Industrial construction spending

HOUSTON The industrial market in the north central part of the country expects strong construction activity to start 2006 after an impressive turnaround this year, according to the market research firm Industrial Information Resources here. Industrial customers are planning 82 capital projects in the Midwest region for the first quarter of 2006, representing more than $2.3 billion in spending, reported

HOUSTON — The industrial market in the north central part of the country expects strong construction activity to start 2006 after an impressive turnaround this year, according to the market research firm Industrial Information Resources here.

Industrial customers are planning 82 capital projects in the Midwest region for the first quarter of 2006, representing more than $2.3 billion in spending, reported the firm's Website Industrial-info.com. The projects are scheduled to begin from January through March 2006. The Midwest region is made up of Minnesota, Iowa, Kansas, Missouri, Nebraska, North Dakota and South Dakota. This region is home to roughly 3,286 industrial plants representing 12 industry segments.

Minnesota is expected to lead the region in project starts during the first quarter, with more than $1 billion of investment planned. During this same time period, Missouri and Kansas anticipate more than $300 million each in capital spending to begin, while Iowa and North Dakota are expecting kick-offs on projects representing more than $100 million for each state. The remaining $45 million worth of project investment should start construction in Nebraska and South Dakota.

Planned 1Q 2006 Midwest industrial project spending
(Millions of dollars)

Industry MN MO KS IA ND NE SD Totals
Power $350M $275M $322M $6M $20M $973M
Pulp, paper & wood $500M $1M $500M
Industrial manufacturing $306M $41M $8M $49M $28M $18M $1M $424M
Food & beverage $40M $48M $2M $43M $68M $2M $163M
Metals & minerals $30M $4M $34M $1M $25M $4M $141M
Synthetic fuel $75M $100M
Chemical processing $6M $6M
Petroleum refining $5M $5M
Totals $1,226M $374M $371M $174M $122M $44M $1M $2,312M
Source: Industrial Information Resources Inc.; CONTRACTOR magazine

During the first quarter, UPM Kymmenem headquartered in Valkeakoski, Finland, will begin construction on a $500 million paper machine addition at its mill in Grand Rapids, Minn. In Missouri, construction of a $32 million soybean processing plant, planned by Mississippi Valley Processors in Shelbyville, will begin in Palmyra.

At the same time, Greenlight Energy in Charlottesville, Va., will begin construction of the Elk River II Wind Farm near Cambridge, Kan. Green Plains Renewable Energy in Council Bluffs, Iowa, plans to start construction on a $75 million fuel grade ethanol plant near Shenandoah, Iowa.
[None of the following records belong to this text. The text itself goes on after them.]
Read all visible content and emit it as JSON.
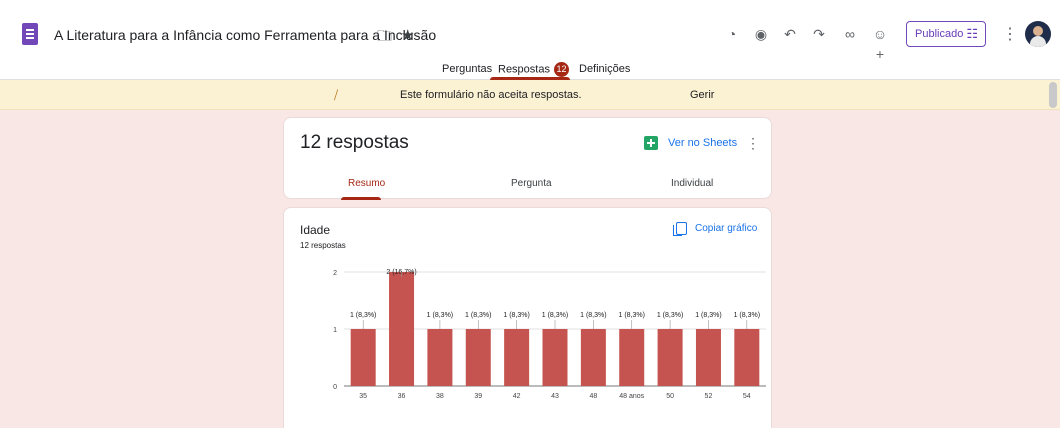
{
  "header": {
    "title": "A Literatura para a Infância  como Ferramenta para a Inclusão",
    "publish_label": "Publicado",
    "icons": [
      "palette-icon",
      "preview-eye-icon",
      "undo-icon",
      "redo-icon",
      "link-icon",
      "add-collaborator-icon",
      "more-vert-icon"
    ]
  },
  "tabs": [
    {
      "label": "Perguntas"
    },
    {
      "label": "Respostas",
      "badge": "12"
    },
    {
      "label": "Definições"
    }
  ],
  "notice": {
    "text": "Este formulário não aceita respostas.",
    "action": "Gerir"
  },
  "summary": {
    "count_label": "12 respostas",
    "sheets_label": "Ver no Sheets",
    "subtabs": [
      "Resumo",
      "Pergunta",
      "Individual"
    ]
  },
  "question": {
    "title": "Idade",
    "responses": "12 respostas",
    "copy_label": "Copiar gráfico"
  },
  "colors": {
    "accent": "#a52714",
    "bar": "#c5534f",
    "background": "#f9e7e6",
    "form_purple": "#7248b9",
    "link_blue": "#1a73e8"
  },
  "chart_data": {
    "type": "bar",
    "categories": [
      "35",
      "36",
      "38",
      "39",
      "42",
      "43",
      "48",
      "48 anos",
      "50",
      "52",
      "54"
    ],
    "values": [
      1,
      2,
      1,
      1,
      1,
      1,
      1,
      1,
      1,
      1,
      1
    ],
    "data_labels": [
      "1 (8,3%)",
      "2 (16,7%)",
      "1 (8,3%)",
      "1 (8,3%)",
      "1 (8,3%)",
      "1 (8,3%)",
      "1 (8,3%)",
      "1 (8,3%)",
      "1 (8,3%)",
      "1 (8,3%)",
      "1 (8,3%)"
    ],
    "yticks": [
      "0",
      "1",
      "2"
    ],
    "ylim": [
      0,
      2
    ],
    "grid": true
  }
}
In the Great Lakes region, both capital and maintenance spending numbers are forecast to increase in 2006, and 207 new industrial plants are scheduled to come online. General Motors' new general assembly and body shop facilities in Lansing, Mich., are scheduled to begin operations toward the end of 2006.

Michigan, Illinois, Indiana, Ohio and Wisconsin comprise the Great Lakes region. When 2005 comes to an end, the region will have been host to another successful year, not only in terms of industrial capital and maintenance spending but also with the number of grassroot plants that have become operational, IIR reported.

Between 2000 and 2002, almost 400 grassroot plants began operations in the Great Lakes region. In 2003 and 2004, those grassroot plant numbers dropped to 90 and 86, respectively. Now 2005, however, appears to be the year that the region has gotten back on track. At this time, 134 grassroot plants have started operations or are scheduled to come online by the end of the year, a significant increase from the last two years.

Illinois has been the new plant leader for the Great Lakes region this year, with more than 40 plants opening their doors. Michigan was second with 25 new plants, while Indiana and Wisconsin had 20 plants begin operations. Ohio had 16 new plants coming online during the year.

In terms of new jobs, almost 13,000 jobs were created in the region by these new plants. Michigan added nearly 3,400 jobs during 2005. Illinois generated 2,500 new jobs and Wisconsin a little less than 2,400. Ohio created just more than 1,400 jobs while Indiana had 830 new jobs.

Five major market sectors are planning new plants and jobs, led by the industrial manufacturing sector with construction of more than 60 grassroot plants beginning operations during the year. This represents more than 8,400 new jobs for the industry. The food and beverage industry ran second with 20 new plants representing more than 1,000 new jobs, while the power industry, pharmaceuticals and biotech industry and the chemicals industry all had 10 new plants each. Those three industries combined to provide just more than 2,800 new jobs to the region.

IIR provides market intelligence on the industrial processing, heavy manufacturing and energy-related industries throughout the world.